Moreover, there is a tendency in fiction to confuse diversity with identity. People who aren’t part of a given minority community can, of course, write about marginalised characters all they want, but what we, as an audience, really want is accurate representation.
So it is important not only for diverse stories to exist, but also that there are stories told by diverse people. To enable more diverse voices to be present in the creative process, the audience, and the gatekeepers, have to stop holding marginalised members to a different standard — for instance, stop expecting a writer with autism to write only about what it’s like to be autistic, or a queer or BAME author to write only serious, depressing pieces about being queer or not-white. We can’t expect them to keep doing that for the same reason we don’t expect neurotypical, straight, white authors to write only serious, depressing, sociological pieces about what it’s like to just be.
As authentic as you want our fiction to be, the more you must understand that life isn’t just one genre — we can’t keep writing a eulogy. Understand that by expecting diverse authors to tell only stories about the experience of being treated less than, you aren’t actually assuring us that our views are valid. Instead, you are putting us in an excruciating position where we have to keep re-hatching painful experiences because that’s the only conversation you are willing to have.

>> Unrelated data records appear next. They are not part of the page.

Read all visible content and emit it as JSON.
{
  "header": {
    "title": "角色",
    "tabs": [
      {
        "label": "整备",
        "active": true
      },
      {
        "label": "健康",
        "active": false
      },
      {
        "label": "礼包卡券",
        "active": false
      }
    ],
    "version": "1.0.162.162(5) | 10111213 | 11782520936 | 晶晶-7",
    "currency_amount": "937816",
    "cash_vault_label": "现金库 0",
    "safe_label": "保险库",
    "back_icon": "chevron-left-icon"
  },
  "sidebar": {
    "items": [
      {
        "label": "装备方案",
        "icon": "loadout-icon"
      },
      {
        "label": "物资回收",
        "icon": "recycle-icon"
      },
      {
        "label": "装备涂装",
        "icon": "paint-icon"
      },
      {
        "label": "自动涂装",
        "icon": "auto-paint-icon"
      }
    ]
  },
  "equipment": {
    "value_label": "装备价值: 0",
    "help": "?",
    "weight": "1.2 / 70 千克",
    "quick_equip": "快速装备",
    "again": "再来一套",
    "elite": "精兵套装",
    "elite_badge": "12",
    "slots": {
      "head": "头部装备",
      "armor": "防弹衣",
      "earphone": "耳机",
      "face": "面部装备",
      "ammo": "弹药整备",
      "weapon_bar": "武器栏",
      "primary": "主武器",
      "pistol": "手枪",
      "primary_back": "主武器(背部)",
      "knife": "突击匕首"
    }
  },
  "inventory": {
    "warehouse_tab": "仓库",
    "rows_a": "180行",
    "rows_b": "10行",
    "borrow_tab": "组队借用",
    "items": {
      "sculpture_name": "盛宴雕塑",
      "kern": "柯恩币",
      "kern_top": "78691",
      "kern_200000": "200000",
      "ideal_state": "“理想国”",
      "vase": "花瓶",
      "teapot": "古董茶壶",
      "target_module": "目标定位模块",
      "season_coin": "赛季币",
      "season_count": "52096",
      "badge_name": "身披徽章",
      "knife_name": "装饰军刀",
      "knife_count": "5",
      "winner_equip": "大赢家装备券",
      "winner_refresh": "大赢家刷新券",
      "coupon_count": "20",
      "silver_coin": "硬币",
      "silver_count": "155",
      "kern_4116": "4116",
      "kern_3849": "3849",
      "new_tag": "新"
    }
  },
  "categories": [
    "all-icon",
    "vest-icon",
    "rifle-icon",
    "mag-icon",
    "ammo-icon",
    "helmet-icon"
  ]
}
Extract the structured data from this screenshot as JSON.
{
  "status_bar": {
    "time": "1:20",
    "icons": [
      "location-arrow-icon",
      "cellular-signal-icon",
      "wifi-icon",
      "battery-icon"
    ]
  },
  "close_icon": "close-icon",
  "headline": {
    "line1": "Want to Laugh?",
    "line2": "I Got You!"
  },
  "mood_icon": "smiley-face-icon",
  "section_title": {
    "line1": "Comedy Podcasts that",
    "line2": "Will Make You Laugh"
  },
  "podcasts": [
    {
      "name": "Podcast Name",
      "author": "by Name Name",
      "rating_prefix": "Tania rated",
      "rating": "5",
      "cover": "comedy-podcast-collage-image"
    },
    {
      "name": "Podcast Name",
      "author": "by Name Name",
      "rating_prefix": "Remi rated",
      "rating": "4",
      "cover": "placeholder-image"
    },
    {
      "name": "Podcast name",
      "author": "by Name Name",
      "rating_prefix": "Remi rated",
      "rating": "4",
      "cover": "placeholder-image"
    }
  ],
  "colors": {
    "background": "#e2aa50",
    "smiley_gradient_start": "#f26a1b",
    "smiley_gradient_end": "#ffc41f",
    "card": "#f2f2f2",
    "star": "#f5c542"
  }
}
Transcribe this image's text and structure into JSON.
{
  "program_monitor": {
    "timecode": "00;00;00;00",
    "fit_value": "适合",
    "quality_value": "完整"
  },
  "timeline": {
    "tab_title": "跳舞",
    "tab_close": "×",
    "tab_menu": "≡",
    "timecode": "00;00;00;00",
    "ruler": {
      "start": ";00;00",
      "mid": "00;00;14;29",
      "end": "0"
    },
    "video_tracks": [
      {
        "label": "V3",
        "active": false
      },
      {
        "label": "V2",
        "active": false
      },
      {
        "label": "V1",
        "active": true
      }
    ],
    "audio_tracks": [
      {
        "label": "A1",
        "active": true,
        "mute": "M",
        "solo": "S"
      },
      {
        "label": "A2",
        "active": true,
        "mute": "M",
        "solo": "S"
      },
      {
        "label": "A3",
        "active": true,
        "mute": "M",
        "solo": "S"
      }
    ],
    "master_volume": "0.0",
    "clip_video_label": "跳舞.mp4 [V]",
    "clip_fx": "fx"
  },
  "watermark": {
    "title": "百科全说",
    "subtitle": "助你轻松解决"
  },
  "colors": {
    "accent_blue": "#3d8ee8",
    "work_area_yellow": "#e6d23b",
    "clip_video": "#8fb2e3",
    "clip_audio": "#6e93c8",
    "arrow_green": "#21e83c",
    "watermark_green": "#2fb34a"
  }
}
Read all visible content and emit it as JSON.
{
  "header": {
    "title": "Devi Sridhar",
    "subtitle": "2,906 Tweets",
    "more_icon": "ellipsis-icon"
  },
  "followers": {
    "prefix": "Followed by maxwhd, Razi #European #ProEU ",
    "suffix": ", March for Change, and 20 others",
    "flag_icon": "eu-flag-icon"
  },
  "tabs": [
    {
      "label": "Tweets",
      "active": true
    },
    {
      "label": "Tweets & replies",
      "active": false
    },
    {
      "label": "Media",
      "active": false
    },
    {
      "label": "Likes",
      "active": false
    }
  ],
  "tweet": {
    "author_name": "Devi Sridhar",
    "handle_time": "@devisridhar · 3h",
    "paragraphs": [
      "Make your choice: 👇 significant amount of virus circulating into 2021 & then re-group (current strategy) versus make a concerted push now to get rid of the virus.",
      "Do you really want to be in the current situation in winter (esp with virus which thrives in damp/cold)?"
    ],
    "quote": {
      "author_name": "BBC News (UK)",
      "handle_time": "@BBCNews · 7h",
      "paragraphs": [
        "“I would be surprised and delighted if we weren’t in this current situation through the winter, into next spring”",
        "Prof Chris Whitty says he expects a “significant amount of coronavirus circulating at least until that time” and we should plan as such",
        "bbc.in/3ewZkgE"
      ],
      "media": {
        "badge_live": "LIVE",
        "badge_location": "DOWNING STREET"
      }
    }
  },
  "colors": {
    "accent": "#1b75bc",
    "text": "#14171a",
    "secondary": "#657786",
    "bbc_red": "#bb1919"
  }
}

No one should be asked to keep validating their existence. Hear us anyway regardless of the stories we tell. Let us show you a funny story, a mystery, a fantasy, an action scene through our lenses. You will be surprised by what you find. In the words of Terry Pratchett: old ideas might just ride in on the back of a joke, new ideas might well be given an added edge.